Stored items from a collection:
.....

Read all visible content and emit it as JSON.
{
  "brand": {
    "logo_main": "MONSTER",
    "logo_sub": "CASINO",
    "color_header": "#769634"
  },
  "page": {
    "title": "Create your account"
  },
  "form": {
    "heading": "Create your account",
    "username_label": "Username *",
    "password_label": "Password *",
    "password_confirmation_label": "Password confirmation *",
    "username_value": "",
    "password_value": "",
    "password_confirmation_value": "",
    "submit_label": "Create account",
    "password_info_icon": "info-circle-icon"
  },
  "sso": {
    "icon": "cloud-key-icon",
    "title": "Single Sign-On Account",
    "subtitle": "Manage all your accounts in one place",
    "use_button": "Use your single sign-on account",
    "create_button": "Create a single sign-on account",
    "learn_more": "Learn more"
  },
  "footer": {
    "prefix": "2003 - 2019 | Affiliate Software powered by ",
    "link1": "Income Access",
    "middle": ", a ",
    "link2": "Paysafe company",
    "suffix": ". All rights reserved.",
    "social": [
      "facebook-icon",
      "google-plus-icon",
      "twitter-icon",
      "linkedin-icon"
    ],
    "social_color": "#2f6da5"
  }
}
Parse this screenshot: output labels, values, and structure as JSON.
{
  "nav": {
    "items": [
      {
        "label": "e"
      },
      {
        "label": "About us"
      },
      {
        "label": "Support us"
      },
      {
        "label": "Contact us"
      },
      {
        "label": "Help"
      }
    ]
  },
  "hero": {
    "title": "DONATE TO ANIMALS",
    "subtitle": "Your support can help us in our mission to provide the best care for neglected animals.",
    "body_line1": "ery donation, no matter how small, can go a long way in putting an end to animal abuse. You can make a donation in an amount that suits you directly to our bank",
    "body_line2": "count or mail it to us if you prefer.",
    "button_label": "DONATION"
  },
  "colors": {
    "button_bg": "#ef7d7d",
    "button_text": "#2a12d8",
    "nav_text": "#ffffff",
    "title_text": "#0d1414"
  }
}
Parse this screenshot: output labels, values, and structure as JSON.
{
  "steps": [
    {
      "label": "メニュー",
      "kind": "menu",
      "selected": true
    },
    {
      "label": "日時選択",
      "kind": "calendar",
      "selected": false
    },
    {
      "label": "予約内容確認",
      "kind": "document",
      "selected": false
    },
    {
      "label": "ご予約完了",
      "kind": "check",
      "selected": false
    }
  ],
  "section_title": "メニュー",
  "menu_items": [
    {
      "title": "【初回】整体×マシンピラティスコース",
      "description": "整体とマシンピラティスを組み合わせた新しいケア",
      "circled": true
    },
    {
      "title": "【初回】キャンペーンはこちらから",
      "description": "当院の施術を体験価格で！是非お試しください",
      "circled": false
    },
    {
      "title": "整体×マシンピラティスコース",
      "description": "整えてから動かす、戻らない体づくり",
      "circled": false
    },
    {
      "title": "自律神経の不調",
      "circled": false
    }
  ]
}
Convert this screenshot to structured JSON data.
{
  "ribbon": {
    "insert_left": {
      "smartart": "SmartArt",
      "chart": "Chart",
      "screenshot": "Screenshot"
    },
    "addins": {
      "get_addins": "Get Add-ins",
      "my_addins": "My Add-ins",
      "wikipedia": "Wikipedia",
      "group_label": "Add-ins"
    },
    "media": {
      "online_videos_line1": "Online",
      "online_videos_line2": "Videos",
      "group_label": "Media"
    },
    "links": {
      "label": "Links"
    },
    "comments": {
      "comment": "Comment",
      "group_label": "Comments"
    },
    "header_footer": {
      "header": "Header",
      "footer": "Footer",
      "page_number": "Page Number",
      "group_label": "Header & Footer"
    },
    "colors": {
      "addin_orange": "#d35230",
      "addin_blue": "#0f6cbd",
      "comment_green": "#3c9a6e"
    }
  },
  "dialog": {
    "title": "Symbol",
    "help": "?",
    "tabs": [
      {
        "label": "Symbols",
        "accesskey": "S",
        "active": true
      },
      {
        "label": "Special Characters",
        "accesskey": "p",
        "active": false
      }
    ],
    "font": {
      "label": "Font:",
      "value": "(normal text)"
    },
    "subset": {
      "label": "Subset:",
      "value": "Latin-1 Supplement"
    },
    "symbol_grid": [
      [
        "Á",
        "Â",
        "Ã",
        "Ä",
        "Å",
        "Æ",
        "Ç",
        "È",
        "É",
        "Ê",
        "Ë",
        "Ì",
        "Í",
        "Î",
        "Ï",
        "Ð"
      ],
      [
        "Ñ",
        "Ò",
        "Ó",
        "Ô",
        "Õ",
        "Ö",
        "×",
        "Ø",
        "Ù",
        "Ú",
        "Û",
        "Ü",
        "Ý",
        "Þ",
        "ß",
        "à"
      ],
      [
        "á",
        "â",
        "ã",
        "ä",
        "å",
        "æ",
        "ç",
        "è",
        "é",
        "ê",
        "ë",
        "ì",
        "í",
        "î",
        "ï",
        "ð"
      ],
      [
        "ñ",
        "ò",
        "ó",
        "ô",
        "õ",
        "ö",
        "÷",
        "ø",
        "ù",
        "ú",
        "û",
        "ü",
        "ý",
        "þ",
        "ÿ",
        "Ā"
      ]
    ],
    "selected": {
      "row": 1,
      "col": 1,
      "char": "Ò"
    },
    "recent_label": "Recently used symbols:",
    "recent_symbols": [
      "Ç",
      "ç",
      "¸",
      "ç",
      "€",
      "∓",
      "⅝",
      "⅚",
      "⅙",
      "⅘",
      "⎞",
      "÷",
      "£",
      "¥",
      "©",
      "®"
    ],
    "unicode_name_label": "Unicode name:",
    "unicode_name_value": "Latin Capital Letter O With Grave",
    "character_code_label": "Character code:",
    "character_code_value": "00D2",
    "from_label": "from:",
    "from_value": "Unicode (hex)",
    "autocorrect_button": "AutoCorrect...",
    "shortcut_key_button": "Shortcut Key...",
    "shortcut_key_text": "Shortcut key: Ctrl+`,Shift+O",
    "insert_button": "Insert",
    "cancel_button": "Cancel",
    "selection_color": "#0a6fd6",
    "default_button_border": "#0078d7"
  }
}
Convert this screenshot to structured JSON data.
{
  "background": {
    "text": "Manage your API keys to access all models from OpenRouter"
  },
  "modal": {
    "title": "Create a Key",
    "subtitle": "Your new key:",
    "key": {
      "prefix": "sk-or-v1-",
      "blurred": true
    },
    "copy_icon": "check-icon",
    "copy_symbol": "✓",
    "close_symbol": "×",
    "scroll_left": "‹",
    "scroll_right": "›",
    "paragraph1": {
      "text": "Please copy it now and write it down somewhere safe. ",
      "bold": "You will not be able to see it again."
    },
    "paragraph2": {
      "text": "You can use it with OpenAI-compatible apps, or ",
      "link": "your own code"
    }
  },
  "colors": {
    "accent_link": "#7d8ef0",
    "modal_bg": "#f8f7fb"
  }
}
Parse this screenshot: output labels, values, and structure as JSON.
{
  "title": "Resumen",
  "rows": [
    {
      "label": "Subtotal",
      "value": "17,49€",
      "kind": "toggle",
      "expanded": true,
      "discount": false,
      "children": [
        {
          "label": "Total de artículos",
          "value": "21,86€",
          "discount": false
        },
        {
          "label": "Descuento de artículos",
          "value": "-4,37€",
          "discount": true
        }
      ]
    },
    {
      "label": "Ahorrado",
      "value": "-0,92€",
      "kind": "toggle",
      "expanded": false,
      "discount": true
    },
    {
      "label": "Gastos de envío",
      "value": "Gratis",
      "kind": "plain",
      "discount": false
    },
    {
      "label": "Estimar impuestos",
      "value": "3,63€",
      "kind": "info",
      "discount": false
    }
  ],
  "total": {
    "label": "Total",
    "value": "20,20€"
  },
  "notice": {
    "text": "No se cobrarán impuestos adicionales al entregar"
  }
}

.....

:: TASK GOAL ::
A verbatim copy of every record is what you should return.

:: COMPLETED EXERCISE ::
Read all visible content and emit it as JSON.
{
  "brand": {
    "logo_main": "MONSTER",
    "logo_sub": "CASINO",
    "color_header": "#769634"
  },
  "page": {
    "title": "Create your account"
  },
  "form": {
    "heading": "Create your account",
    "username_label": "Username *",
    "password_label": "Password *",
    "password_confirmation_label": "Password confirmation *",
    "username_value": "",
    "password_value": "",
    "password_confirmation_value": "",
    "submit_label": "Create account",
    "password_info_icon": "info-circle-icon"
  },
  "sso": {
    "icon": "cloud-key-icon",
    "title": "Single Sign-On Account",
    "subtitle": "Manage all your accounts in one place",
    "use_button": "Use your single sign-on account",
    "create_button": "Create a single sign-on account",
    "learn_more": "Learn more"
  },
  "footer": {
    "prefix": "2003 - 2019 | Affiliate Software powered by ",
    "link1": "Income Access",
    "middle": ", a ",
    "link2": "Paysafe company",
    "suffix": ". All rights reserved.",
    "social": [
      "facebook-icon",
      "google-plus-icon",
      "twitter-icon",
      "linkedin-icon"
    ],
    "social_color": "#2f6da5"
  }
}
Parse this screenshot: output labels, values, and structure as JSON.
{
  "nav": {
    "items": [
      {
        "label": "e"
      },
      {
        "label": "About us"
      },
      {
        "label": "Support us"
      },
      {
        "label": "Contact us"
      },
      {
        "label": "Help"
      }
    ]
  },
  "hero": {
    "title": "DONATE TO ANIMALS",
    "subtitle": "Your support can help us in our mission to provide the best care for neglected animals.",
    "body_line1": "ery donation, no matter how small, can go a long way in putting an end to animal abuse. You can make a donation in an amount that suits you directly to our bank",
    "body_line2": "count or mail it to us if you prefer.",
    "button_label": "DONATION"
  },
  "colors": {
    "button_bg": "#ef7d7d",
    "button_text": "#2a12d8",
    "nav_text": "#ffffff",
    "title_text": "#0d1414"
  }
}
Parse this screenshot: output labels, values, and structure as JSON.
{
  "steps": [
    {
      "label": "メニュー",
      "kind": "menu",
      "selected": true
    },
    {
      "label": "日時選択",
      "kind": "calendar",
      "selected": false
    },
    {
      "label": "予約内容確認",
      "kind": "document",
      "selected": false
    },
    {
      "label": "ご予約完了",
      "kind": "check",
      "selected": false
    }
  ],
  "section_title": "メニュー",
  "menu_items": [
    {
      "title": "【初回】整体×マシンピラティスコース",
      "description": "整体とマシンピラティスを組み合わせた新しいケア",
      "circled": true
    },
    {
      "title": "【初回】キャンペーンはこちらから",
      "description": "当院の施術を体験価格で！是非お試しください",
      "circled": false
    },
    {
      "title": "整体×マシンピラティスコース",
      "description": "整えてから動かす、戻らない体づくり",
      "circled": false
    },
    {
      "title": "自律神経の不調",
      "circled": false
    }
  ]
}
Convert this screenshot to structured JSON data.
{
  "ribbon": {
    "insert_left": {
      "smartart": "SmartArt",
      "chart": "Chart",
      "screenshot": "Screenshot"
    },
    "addins": {
      "get_addins": "Get Add-ins",
      "my_addins": "My Add-ins",
      "wikipedia": "Wikipedia",
      "group_label": "Add-ins"
    },
    "media": {
      "online_videos_line1": "Online",
      "online_videos_line2": "Videos",
      "group_label": "Media"
    },
    "links": {
      "label": "Links"
    },
    "comments": {
      "comment": "Comment",
      "group_label": "Comments"
    },
    "header_footer": {
      "header": "Header",
      "footer": "Footer",
      "page_number": "Page Number",
      "group_label": "Header & Footer"
    },
    "colors": {
      "addin_orange": "#d35230",
      "addin_blue": "#0f6cbd",
      "comment_green": "#3c9a6e"
    }
  },
  "dialog": {
    "title": "Symbol",
    "help": "?",
    "tabs": [
      {
        "label": "Symbols",
        "accesskey": "S",
        "active": true
      },
      {
        "label": "Special Characters",
        "accesskey": "p",
        "active": false
      }
    ],
    "font": {
      "label": "Font:",
      "value": "(normal text)"
    },
    "subset": {
      "label": "Subset:",
      "value": "Latin-1 Supplement"
    },
    "symbol_grid": [
      [
        "Á",
        "Â",
        "Ã",
        "Ä",
        "Å",
        "Æ",
        "Ç",
        "È",
        "É",
        "Ê",
        "Ë",
        "Ì",
        "Í",
        "Î",
        "Ï",
        "Ð"
      ],
      [
        "Ñ",
        "Ò",
        "Ó",
        "Ô",
        "Õ",
        "Ö",
        "×",
        "Ø",
        "Ù",
        "Ú",
        "Û",
        "Ü",
        "Ý",
        "Þ",
        "ß",
        "à"
      ],
      [
        "á",
        "â",
        "ã",
        "ä",
        "å",
        "æ",
        "ç",
        "è",
        "é",
        "ê",
        "ë",
        "ì",
        "í",
        "î",
        "ï",
        "ð"
      ],
      [
        "ñ",
        "ò",
        "ó",
        "ô",
        "õ",
        "ö",
        "÷",
        "ø",
        "ù",
        "ú",
        "û",
        "ü",
        "ý",
        "þ",
        "ÿ",
        "Ā"
      ]
    ],
    "selected": {
      "row": 1,
      "col": 1,
      "char": "Ò"
    },
    "recent_label": "Recently used symbols:",
    "recent_symbols": [
      "Ç",
      "ç",
      "¸",
      "ç",
      "€",
      "∓",
      "⅝",
      "⅚",
      "⅙",
      "⅘",
      "⎞",
      "÷",
      "£",
      "¥",
      "©",
      "®"
    ],
    "unicode_name_label": "Unicode name:",
    "unicode_name_value": "Latin Capital Letter O With Grave",
    "character_code_label": "Character code:",
    "character_code_value": "00D2",
    "from_label": "from:",
    "from_value": "Unicode (hex)",
    "autocorrect_button": "AutoCorrect...",
    "shortcut_key_button": "Shortcut Key...",
    "shortcut_key_text": "Shortcut key: Ctrl+`,Shift+O",
    "insert_button": "Insert",
    "cancel_button": "Cancel",
    "selection_color": "#0a6fd6",
    "default_button_border": "#0078d7"
  }
}
Convert this screenshot to structured JSON data.
{
  "background": {
    "text": "Manage your API keys to access all models from OpenRouter"
  },
  "modal": {
    "title": "Create a Key",
    "subtitle": "Your new key:",
    "key": {
      "prefix": "sk-or-v1-",
      "blurred": true
    },
    "copy_icon": "check-icon",
    "copy_symbol": "✓",
    "close_symbol": "×",
    "scroll_left": "‹",
    "scroll_right": "›",
    "paragraph1": {
      "text": "Please copy it now and write it down somewhere safe. ",
      "bold": "You will not be able to see it again."
    },
    "paragraph2": {
      "text": "You can use it with OpenAI-compatible apps, or ",
      "link": "your own code"
    }
  },
  "colors": {
    "accent_link": "#7d8ef0",
    "modal_bg": "#f8f7fb"
  }
}
Parse this screenshot: output labels, values, and structure as JSON.
{
  "title": "Resumen",
  "rows": [
    {
      "label": "Subtotal",
      "value": "17,49€",
      "kind": "toggle",
      "expanded": true,
      "discount": false,
      "children": [
        {
          "label": "Total de artículos",
          "value": "21,86€",
          "discount": false
        },
        {
          "label": "Descuento de artículos",
          "value": "-4,37€",
          "discount": true
        }
      ]
    },
    {
      "label": "Ahorrado",
      "value": "-0,92€",
      "kind": "toggle",
      "expanded": false,
      "discount": true
    },
    {
      "label": "Gastos de envío",
      "value": "Gratis",
      "kind": "plain",
      "discount": false
    },
    {
      "label": "Estimar impuestos",
      "value": "3,63€",
      "kind": "info",
      "discount": false
    }
  ],
  "total": {
    "label": "Total",
    "value": "20,20€"
  },
  "notice": {
    "text": "No se cobrarán impuestos adicionales al entregar"
  }
}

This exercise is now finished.